K. Kotaich of OnTo Technology LLC demonstrated a viable pathway for recycling spent lithium ion batteries as a source of raw materials for electric vehicle power [B1-221]. The lithium iron phosphate cells are reprocessed with a proprietary (of course!) method that produces material with nearly the theoretical level of specific capacitance. This proposed pathway is among a very small number of options available today for spent lithium ion batteries, of which over two billion are manufactured annually. It remains to be seen whether this supply chain can provide enough material to the EV industry to make a significant dent, but the efforts are still young.
C. Patrissi of the U.S. Naval Undersea Warfare Center showed a clever prototype lithium-sea water battery [B1-238] capable of surviving underwater at 70 psig as the lithium electrode is consumed and the battery cell collapses. The enabling technology is a water impermeable ceramic electrolyte with high Li-ion conductivity. The Li anode is placed inside a collapsible impermeable pouch with a 250μm thick ceramic electrolyte window, thus avoiding contact of the sea water with the lithium and all of the associated corrosion issues. Early results show 96% Li utilization in a continuous discharge test of 550 hours. This suggests that it may be possible to capture the extremely high theoretical energy density of lithium, 8522 Wh per kg.

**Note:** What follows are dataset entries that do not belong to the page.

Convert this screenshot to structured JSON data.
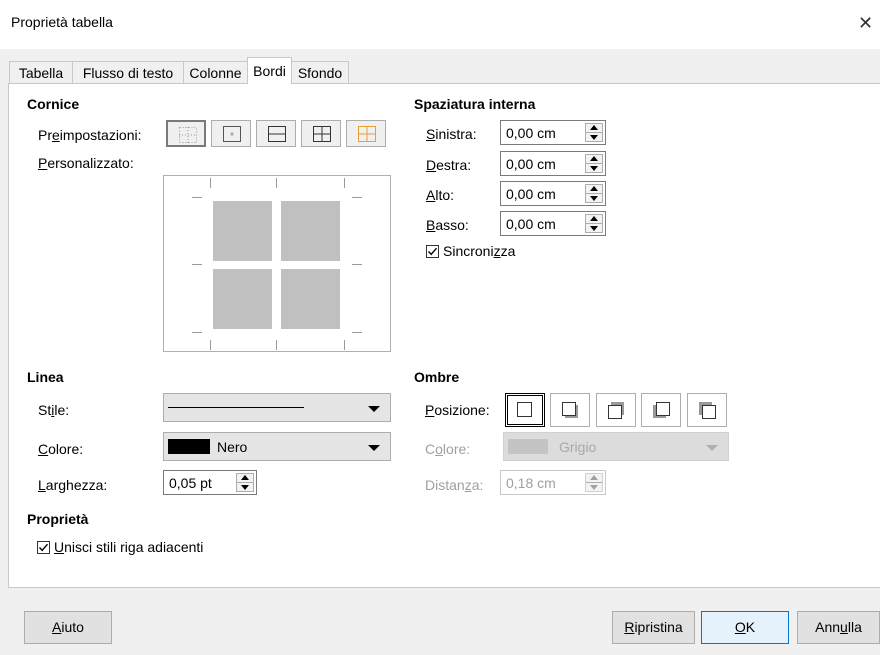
{
  "window": {
    "title": "Proprietà tabella",
    "close_glyph": "✕"
  },
  "tabs": [
    {
      "label": "Tabella"
    },
    {
      "label": "Flusso di testo"
    },
    {
      "label": "Colonne"
    },
    {
      "label": "Bordi",
      "active": true
    },
    {
      "label": "Sfondo"
    }
  ],
  "cornice": {
    "heading": "Cornice",
    "preset_label_pre": "Pr",
    "preset_label_mn": "e",
    "preset_label_post": "impostazioni:",
    "custom_label_mn": "P",
    "custom_label_post": "ersonalizzato:",
    "preset_icons": [
      "border-none-icon",
      "border-inner-only-icon",
      "border-outer-horizontal-icon",
      "border-all-icon",
      "border-outer-inner-icon"
    ]
  },
  "spaziatura": {
    "heading": "Spaziatura interna",
    "sinistra": {
      "mn": "S",
      "rest": "inistra:",
      "value": "0,00 cm"
    },
    "destra": {
      "mn": "D",
      "rest": "estra:",
      "value": "0,00 cm"
    },
    "alto": {
      "mn": "A",
      "rest": "lto:",
      "value": "0,00 cm"
    },
    "basso": {
      "mn": "B",
      "rest": "asso:",
      "value": "0,00 cm"
    },
    "sync": {
      "pre": "Sincroni",
      "mn": "z",
      "post": "za",
      "checked": true
    }
  },
  "linea": {
    "heading": "Linea",
    "stile": {
      "pre": "St",
      "mn": "i",
      "post": "le:"
    },
    "colore": {
      "mn": "C",
      "post": "olore:",
      "value": "Nero",
      "swatch": "#000000"
    },
    "larghezza": {
      "mn": "L",
      "post": "arghezza:",
      "value": "0,05 pt"
    }
  },
  "ombre": {
    "heading": "Ombre",
    "posizione": {
      "mn": "P",
      "post": "osizione:"
    },
    "colore": {
      "pre": "C",
      "mn": "o",
      "post": "lore:",
      "value": "Grigio",
      "swatch": "#c0c0c0"
    },
    "distanza": {
      "pre": "Distan",
      "mn": "z",
      "post": "a:",
      "value": "0,18 cm"
    },
    "position_icons": [
      "shadow-none-icon",
      "shadow-bottom-right-icon",
      "shadow-top-right-icon",
      "shadow-bottom-left-icon",
      "shadow-top-left-icon"
    ]
  },
  "proprieta": {
    "heading": "Proprietà",
    "merge": {
      "mn": "U",
      "post": "nisci stili riga adiacenti",
      "checked": true
    }
  },
  "buttons": {
    "aiuto": {
      "mn": "A",
      "post": "iuto"
    },
    "ripristina": {
      "mn": "R",
      "post": "ipristina"
    },
    "ok": {
      "mn": "O",
      "post": "K"
    },
    "annulla": {
      "pre": "Ann",
      "mn": "u",
      "post": "lla"
    }
  },
  "colors": {
    "accent": "#0078d7",
    "preset_orange": "#f0a030"
  }
}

F. Balestra of the Sinano Institute in Grenoble made a case for the use of SOI as the platform of choice for devices beyond 32nm [E9-950]. Representative application examples were cited for low power, high performance, high frequency, multi-gate and memory devices. The beneficial concepts of strained channels can be extended to strained SOI. Floating body DRAM cells that do not require a capacitor have been demonstrated.
S. O’uchi of the Nanoelectronics Research Institute in Tsukuba, Japan presented his work on a FinFET SRAM device with superior noise stability for both read and write operations [E9-963]. Called a Flex-Pass-Gate SRAM, the device exhibits a peak 320mV noise margin in read operations, compared to a peak 200mV for planar bulk devices. Similarly, in write operations, the Flex-PG device has a peak 350mV margin compared to 210mv for bulk planar devices. The SRAM cell was designed using both 3 terminal and 4 terminal FinFET devices.
Michael A. Fury, Ph.D, is senior technology analyst at Techcet Group, LLC, P.O. Box 29, Del Mar, CA 92014; email [email protected].